We often suggest popping corks in our reports. Why? Because they are easy to fish with and work great! Redfish, flounder and trout will all eat bait suspended in the water column. I’ll attach a 18”-24” leader from the cork to a size 1 circle hook. When fishing this rig, it’s very important to keep the slack out of your line. I keep my rod tip pointed at the cork and just reel when it drops. You’ll find your hookup rate improves compared to keeping your rod tip high and trying to set the hook by jerking back on the rod.

We will bid farewell to the summer seasonal species who should be gone by the end of the month. Meanwhile, sharks are still providing plenty of action for the next few weeks. It is crucial to use enough weight to keep your bait pinned to the bottom. Baits that are swinging around will usually slide until they snag. Instead of using one large 3 or 4oz. weight, I’ll use 1 or 2oz. weights attached to a slinker slide and add weight as needed.

The odds of catching bull redfish these days as you fish in the big water are rapidly rising. With the mullet run in full swing, these beasts follow the bait inshore. Cracked blue crab, live menhaden and fresh cut mullet make great baits. You’ll find these fish on drop offs and ledges in the harbor and inlets.
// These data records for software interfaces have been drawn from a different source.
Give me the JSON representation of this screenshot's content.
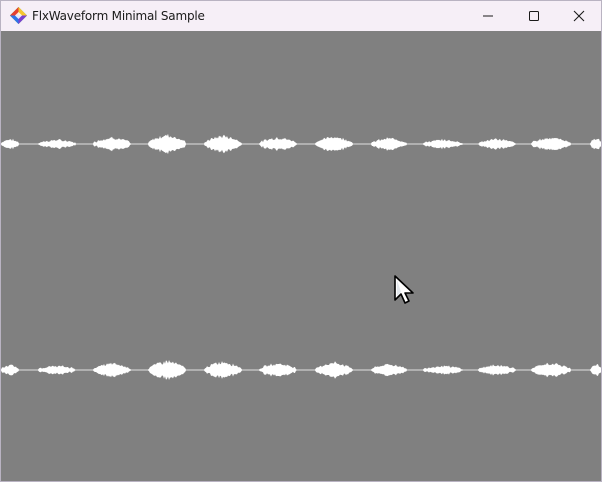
{
  "window": {
    "title": "FlxWaveform Minimal Sample",
    "controls": {
      "minimize": "minimize-icon",
      "maximize": "maximize-icon",
      "close": "close-icon"
    }
  },
  "canvas": {
    "background": "#808080",
    "waveform_color": "#ffffff",
    "channels": [
      "left",
      "right"
    ]
  }
}
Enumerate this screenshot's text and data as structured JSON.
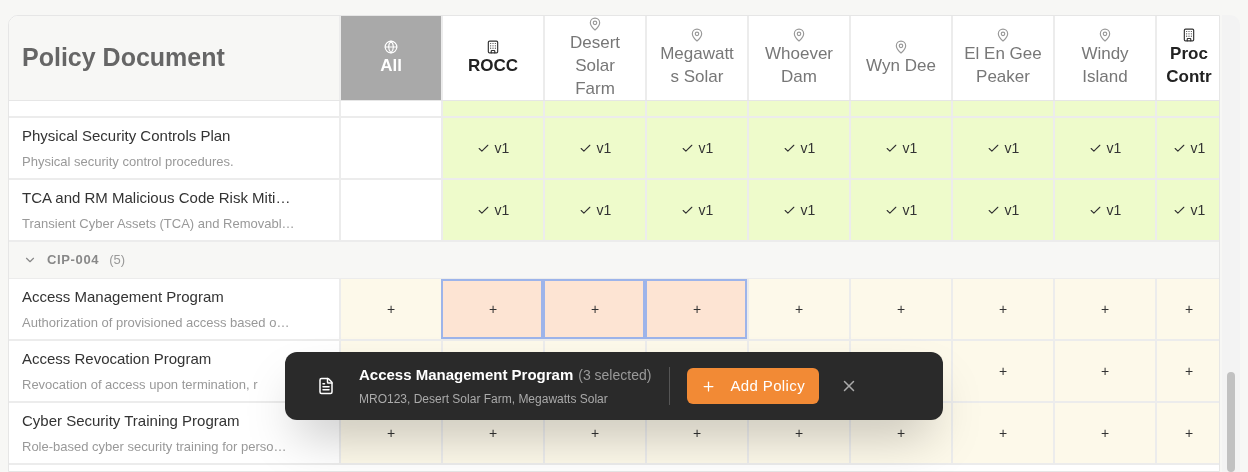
{
  "table": {
    "title": "Policy Document",
    "columns": [
      {
        "label": "All",
        "kind": "all",
        "selected": true
      },
      {
        "label": "ROCC",
        "kind": "building",
        "selected": false
      },
      {
        "label": "Desert Solar Farm",
        "kind": "site",
        "selected": false
      },
      {
        "label": "Megawatts Solar",
        "kind": "site",
        "selected": false
      },
      {
        "label": "Whoever Dam",
        "kind": "site",
        "selected": false
      },
      {
        "label": "Wyn Dee",
        "kind": "site",
        "selected": false
      },
      {
        "label": "El En Gee Peaker",
        "kind": "site",
        "selected": false
      },
      {
        "label": "Windy Island",
        "kind": "site",
        "selected": false
      },
      {
        "label": "Proc Contr",
        "kind": "building",
        "selected": false
      }
    ],
    "sections": [
      {
        "rows": [
          {
            "title": "Physical Security Controls Plan",
            "description": "Physical security control procedures.",
            "cells": [
              {
                "kind": "empty"
              },
              {
                "kind": "done",
                "label": "v1"
              },
              {
                "kind": "done",
                "label": "v1"
              },
              {
                "kind": "done",
                "label": "v1"
              },
              {
                "kind": "done",
                "label": "v1"
              },
              {
                "kind": "done",
                "label": "v1"
              },
              {
                "kind": "done",
                "label": "v1"
              },
              {
                "kind": "done",
                "label": "v1"
              },
              {
                "kind": "done",
                "label": "v1"
              }
            ]
          },
          {
            "title": "TCA and RM Malicious Code Risk Miti…",
            "description": "Transient Cyber Assets (TCA) and Removabl…",
            "cells": [
              {
                "kind": "empty"
              },
              {
                "kind": "done",
                "label": "v1"
              },
              {
                "kind": "done",
                "label": "v1"
              },
              {
                "kind": "done",
                "label": "v1"
              },
              {
                "kind": "done",
                "label": "v1"
              },
              {
                "kind": "done",
                "label": "v1"
              },
              {
                "kind": "done",
                "label": "v1"
              },
              {
                "kind": "done",
                "label": "v1"
              },
              {
                "kind": "done",
                "label": "v1"
              }
            ]
          }
        ]
      },
      {
        "name": "CIP-004",
        "count": "(5)",
        "expanded": true,
        "rows": [
          {
            "title": "Access Management Program",
            "description": "Authorization of provisioned access based o…",
            "cells": [
              {
                "kind": "add",
                "label": "+",
                "selected": false
              },
              {
                "kind": "add",
                "label": "+",
                "selected": true
              },
              {
                "kind": "add",
                "label": "+",
                "selected": true
              },
              {
                "kind": "add",
                "label": "+",
                "selected": true
              },
              {
                "kind": "add",
                "label": "+",
                "selected": false
              },
              {
                "kind": "add",
                "label": "+",
                "selected": false
              },
              {
                "kind": "add",
                "label": "+",
                "selected": false
              },
              {
                "kind": "add",
                "label": "+",
                "selected": false
              },
              {
                "kind": "add",
                "label": "+",
                "selected": false
              }
            ]
          },
          {
            "title": "Access Revocation Program",
            "description": "Revocation of access upon termination, r",
            "cells": [
              {
                "kind": "add",
                "selected": false
              },
              {
                "kind": "add",
                "selected": false
              },
              {
                "kind": "add",
                "selected": false
              },
              {
                "kind": "add",
                "selected": false
              },
              {
                "kind": "add",
                "selected": false
              },
              {
                "kind": "add",
                "selected": false
              },
              {
                "kind": "add",
                "label": "+",
                "selected": false
              },
              {
                "kind": "add",
                "label": "+",
                "selected": false
              },
              {
                "kind": "add",
                "label": "+",
                "selected": false
              }
            ]
          },
          {
            "title": "Cyber Security Training Program",
            "description": "Role-based cyber security training for perso…",
            "cells": [
              {
                "kind": "add",
                "label": "+",
                "selected": false
              },
              {
                "kind": "add",
                "label": "+",
                "selected": false
              },
              {
                "kind": "add",
                "label": "+",
                "selected": false
              },
              {
                "kind": "add",
                "label": "+",
                "selected": false
              },
              {
                "kind": "add",
                "label": "+",
                "selected": false
              },
              {
                "kind": "add",
                "label": "+",
                "selected": false
              },
              {
                "kind": "add",
                "label": "+",
                "selected": false
              },
              {
                "kind": "add",
                "label": "+",
                "selected": false
              },
              {
                "kind": "add",
                "label": "+",
                "selected": false
              }
            ]
          }
        ]
      }
    ]
  },
  "selection_bar": {
    "title": "Access Management Program",
    "count": "(3 selected)",
    "subtitle": "MRO123, Desert Solar Farm, Megawatts Solar",
    "action": "Add Policy"
  }
}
With redfish measuring into the upper 30” class it is well worth your time to soak some bait.

See you on the water!